Among today’s comprehensive suite of safety features, Brake Assist (BA) is often spoken of in tandem with the Anti-lock Braking system (ABS). As we’ve briefly shared a couple weeks back, ABS helps improve braking efficiency and distance by preventing the wheels from locking up.
So what is Brake Assist then? In the event of emergency braking, the system supports the driver in sudden braking manoeuvres by applying additional force on the brakes – increasing the clamping force of the brake calipers on the brake discs.
The system, with sensors, will detect emergency braking manoeuvres based on how abrupt the driver has stepped on the brake pedals and the force applied on it. As the system kicks in within milliseconds, that’s when you feel the pedal vibrating or pulsating and for most cars, in the most unrefined manner.

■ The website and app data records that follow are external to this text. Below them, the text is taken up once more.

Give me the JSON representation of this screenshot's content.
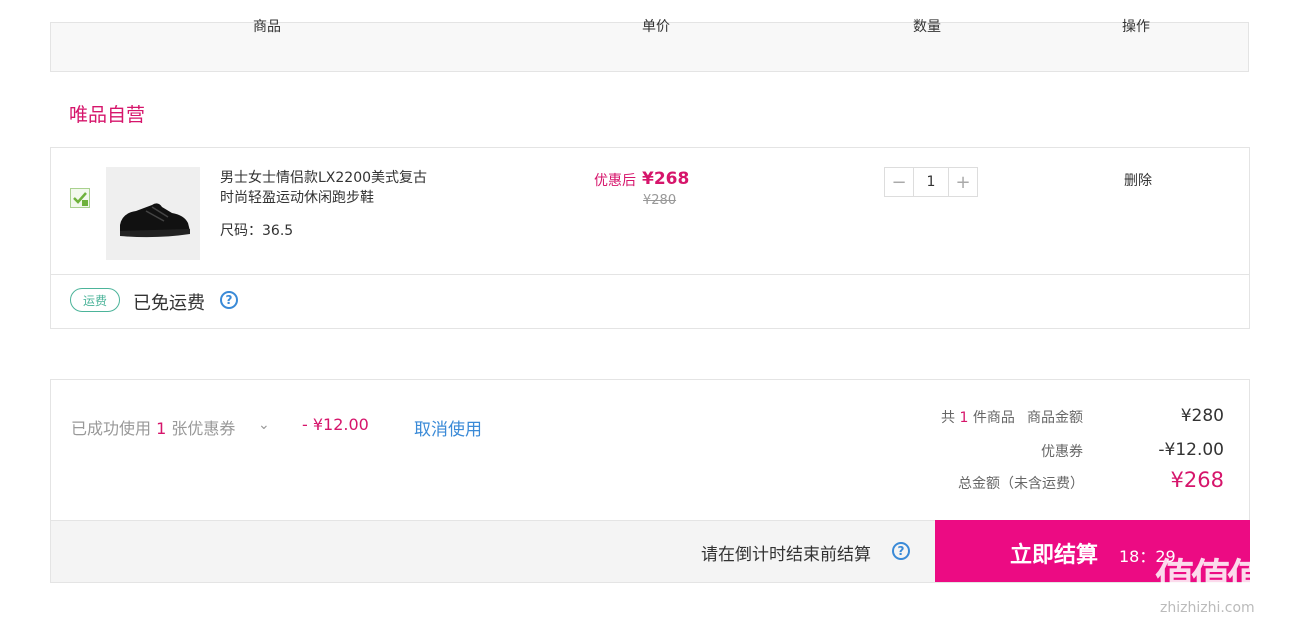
{
  "header": {
    "col_product": "商品",
    "col_price": "单价",
    "col_qty": "数量",
    "col_action": "操作"
  },
  "store": {
    "title": "唯品自营"
  },
  "item": {
    "name_line1": "男士女士情侣款LX2200美式复古",
    "name_line2": "时尚轻盈运动休闲跑步鞋",
    "size": "尺码：36.5",
    "price_after_label": "优惠后",
    "price_after": "¥268",
    "price_original": "¥280",
    "quantity": "1",
    "minus": "−",
    "plus": "+",
    "delete_label": "删除",
    "checked": true
  },
  "shipping": {
    "badge": "运费",
    "text": "已免运费",
    "help": "?"
  },
  "coupon": {
    "prefix": "已成功使用",
    "count": "1",
    "suffix": "张优惠券",
    "chevron": "⌄",
    "amount": "- ¥12.00",
    "cancel_label": "取消使用"
  },
  "summary": {
    "count_prefix": "共",
    "count": "1",
    "count_suffix": "件商品",
    "goods_label": "商品金额",
    "goods_value": "¥280",
    "coupon_label": "优惠券",
    "coupon_value": "-¥12.00",
    "total_label": "总金额（未含运费）",
    "total_value": "¥268"
  },
  "checkout": {
    "countdown_text": "请在倒计时结束前结算",
    "help": "?",
    "button_label": "立即结算",
    "timer": "18：29"
  },
  "watermark": {
    "logo": "值值值",
    "url": "zhizhizhi.com"
  },
  "colors": {
    "accent": "#d6156b",
    "checkout_bg": "#ec0b83",
    "link": "#3a8ad7",
    "shipping_green": "#4cb49a"
  }
}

The system comes into play to aid the driver, as and when he or she hits the brakes but not enough brake force is applied or rather not soon enough. Brake Assist merely complements the ABS and not replace it by assisting the system to apply the brakes more efficiently to avoid the car from skidding or rear-ending the car ahead.